Photo Credit: International Gemini Observatory/NOIRLab/NSF/AURA
The distinction of being the most massive star ever discovered is held by R136a1, a behemoth star that is around 150 to 200 times the mass of the Sun. R136a1 is part of the R136 cluster, which is located in the Large Magellanic Cloud. In a new study, a team of astronomers have observed this cluster and, in the process, examined the largest known star. Finding out the upper limit of the stars is crucial for astronomers in understanding their cycles, the history of the galaxy, and much more.
Like the star it hosts, the cluster too is massive and has many bright newborn stars in it. The team has analysed the sharpest ever optical picture of the cluster and estimated the mass of some of its stars. These included the large R136a1, whose mass they estimated to be as high as 200 times that of the Sun.
Previously, astronomers would observe the cluster — which includes R136a1 — using the NASA/ESA Hubble Space Telescope along with ground-based telescopes. However, the images from these telescopes lask the sharpness to identify all the individual members of the cluster. Thanks to Gemini South's Zorro instrument, which uses a technique called speckle imaging, scientists now have the sharpest-ever images of the R136a1 so far.

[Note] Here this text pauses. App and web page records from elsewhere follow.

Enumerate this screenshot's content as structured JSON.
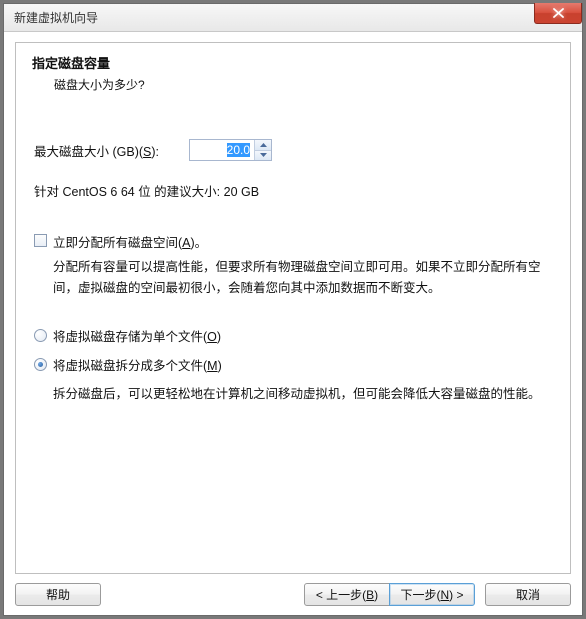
{
  "window": {
    "title": "新建虚拟机向导"
  },
  "header": {
    "heading": "指定磁盘容量",
    "sub": "磁盘大小为多少?"
  },
  "size": {
    "label_pre": "最大磁盘大小 (GB)(",
    "label_u": "S",
    "label_post": "):",
    "value": "20.0",
    "recommend": "针对 CentOS 6 64 位 的建议大小: 20 GB"
  },
  "alloc": {
    "label_pre": "立即分配所有磁盘空间(",
    "label_u": "A",
    "label_post": ")。",
    "checked": false,
    "desc": "分配所有容量可以提高性能，但要求所有物理磁盘空间立即可用。如果不立即分配所有空间，虚拟磁盘的空间最初很小，会随着您向其中添加数据而不断变大。"
  },
  "store": {
    "single_pre": "将虚拟磁盘存储为单个文件(",
    "single_u": "O",
    "single_post": ")",
    "split_pre": "将虚拟磁盘拆分成多个文件(",
    "split_u": "M",
    "split_post": ")",
    "selected": "split",
    "split_desc": "拆分磁盘后，可以更轻松地在计算机之间移动虚拟机，但可能会降低大容量磁盘的性能。"
  },
  "buttons": {
    "help": "帮助",
    "back_pre": "< 上一步(",
    "back_u": "B",
    "back_post": ")",
    "next_pre": "下一步(",
    "next_u": "N",
    "next_post": ") >",
    "cancel": "取消"
  }
}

The images captured by the Zorro imager, suggest that R136a1's size could be significantly lower than what was estimated before. Besides its size, the surface temperature of R136a1 is also eight times that of the Sun and has a radius forty times bigger.
By gaining an understanding of how common these giant stars are, astronomers can unravel the mechanism behind their formation. It requires a large amount of gas to collapse in a brief period to form a giant star this big. In addition, besides their complex mechanism, these stars also don't live for long and thus become too hard to spot for astronomers. Examining the R136a1 star can hence provide an insight into the history of galaxies.